One panel highlights technology trends through the lens of a gaming supplier, examining ways that the gaming supplier business has evolved in the past, and will continue to change. A second panel focuses on the operator’s perspective, examining both the challenges and advantages that technology poses in growing its business. A third panel focuses on the legal and regulatory climate. In addition to panels, speakers will share their insights on technology’s effect on our daily lives and provide practical tips to conference attendees about using tech to enhance their personal brand.
The panelists appearing in the Power of Technology conference represent a cross-section of women leaders throughout the gaming industry, and include women from various parts of the operator and supplier space. As of the writing of this article, panelists include:
• Punam Mathur, Punam Mathur, LLC
• Jennifer Carleton, conference co-organizer and shareholder, Brownstein Hyatt Farber Schreck
• Juliet Lim, EVP payments, general counsel and corporate secretary, Everi Holdings, Inc.
• Phyllis Gilland, SVP and general counsel, American Casino & Entertainment Properties
• Sylvia Tiscareño, general counsel, William Hill US
• Valerie Spicer, executive director, Arizona Indian Gaming Association
• Eileen Moore, regional president, Caesars Entertainment Corporation
• Debra Nutton, executive vice president of gaming operations, Wynn Resorts
• London Swinney, vice president of casino operations, MGM Grand Las Vegas
• Elena Shampaner, vice president of strategic initiatives, Pinnacle Entertainment, Inc.
• Kelly Shaw, vice president games and systems sales-North America, Aristocrat Technologies, Inc.
• Lauralyn McCarthy, vice president strategic projects, Scientific Games Corporation
• Rachel Barber, senior vice president and chief technology officer-gaming, IGT
• Ann Simmons, president and CEO, the Simmons Group
On a personal note, conference planning makes me feel incredibly fortunate to be a part of Global Gaming Women. Everyone I’ve encountered to date has been incredibly generous.
The community at large supporting Global Gaming Women causes, including the Global Gaming Women board of directors, have been generous with their time in providing guidance to a conference planning newbie like me.

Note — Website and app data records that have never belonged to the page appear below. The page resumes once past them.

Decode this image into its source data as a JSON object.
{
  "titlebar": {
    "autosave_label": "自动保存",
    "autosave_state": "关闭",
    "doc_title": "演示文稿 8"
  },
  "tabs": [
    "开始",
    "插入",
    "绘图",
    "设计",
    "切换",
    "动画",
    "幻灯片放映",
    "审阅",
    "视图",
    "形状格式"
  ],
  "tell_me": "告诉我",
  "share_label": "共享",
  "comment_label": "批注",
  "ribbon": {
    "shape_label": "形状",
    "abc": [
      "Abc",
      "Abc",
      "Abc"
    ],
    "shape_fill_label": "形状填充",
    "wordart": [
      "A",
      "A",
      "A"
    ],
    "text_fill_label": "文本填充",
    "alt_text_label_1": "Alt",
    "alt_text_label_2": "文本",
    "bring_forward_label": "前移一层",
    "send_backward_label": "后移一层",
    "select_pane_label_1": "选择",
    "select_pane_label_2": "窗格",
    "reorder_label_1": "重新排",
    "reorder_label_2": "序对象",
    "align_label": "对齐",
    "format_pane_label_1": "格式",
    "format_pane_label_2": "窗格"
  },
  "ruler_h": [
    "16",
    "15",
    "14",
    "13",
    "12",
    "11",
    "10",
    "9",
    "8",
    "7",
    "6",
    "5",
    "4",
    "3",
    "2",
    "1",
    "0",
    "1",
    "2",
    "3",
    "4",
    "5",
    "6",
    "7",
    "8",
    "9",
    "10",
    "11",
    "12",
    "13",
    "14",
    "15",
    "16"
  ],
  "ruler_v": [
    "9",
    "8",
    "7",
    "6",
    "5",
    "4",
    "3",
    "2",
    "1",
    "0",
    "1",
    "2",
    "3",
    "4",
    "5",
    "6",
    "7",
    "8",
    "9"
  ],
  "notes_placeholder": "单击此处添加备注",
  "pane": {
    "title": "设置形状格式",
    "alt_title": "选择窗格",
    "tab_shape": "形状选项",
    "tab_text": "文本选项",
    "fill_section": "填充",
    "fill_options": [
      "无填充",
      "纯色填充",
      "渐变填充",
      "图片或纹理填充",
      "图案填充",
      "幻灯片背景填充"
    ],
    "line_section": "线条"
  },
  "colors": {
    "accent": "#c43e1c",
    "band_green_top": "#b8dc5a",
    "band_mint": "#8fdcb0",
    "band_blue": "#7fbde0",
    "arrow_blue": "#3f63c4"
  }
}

I am so thankful to count these women among my mentors, educators and friends, and look forward to hearing the insights of the Power of Technology panelists come June 16. I hope you will join us, as I’m confident you will find this conference valuable to your daily interactions. More details about the Power of Technology conference are available on the Global Gaming Women website at globalgamingwomen.org.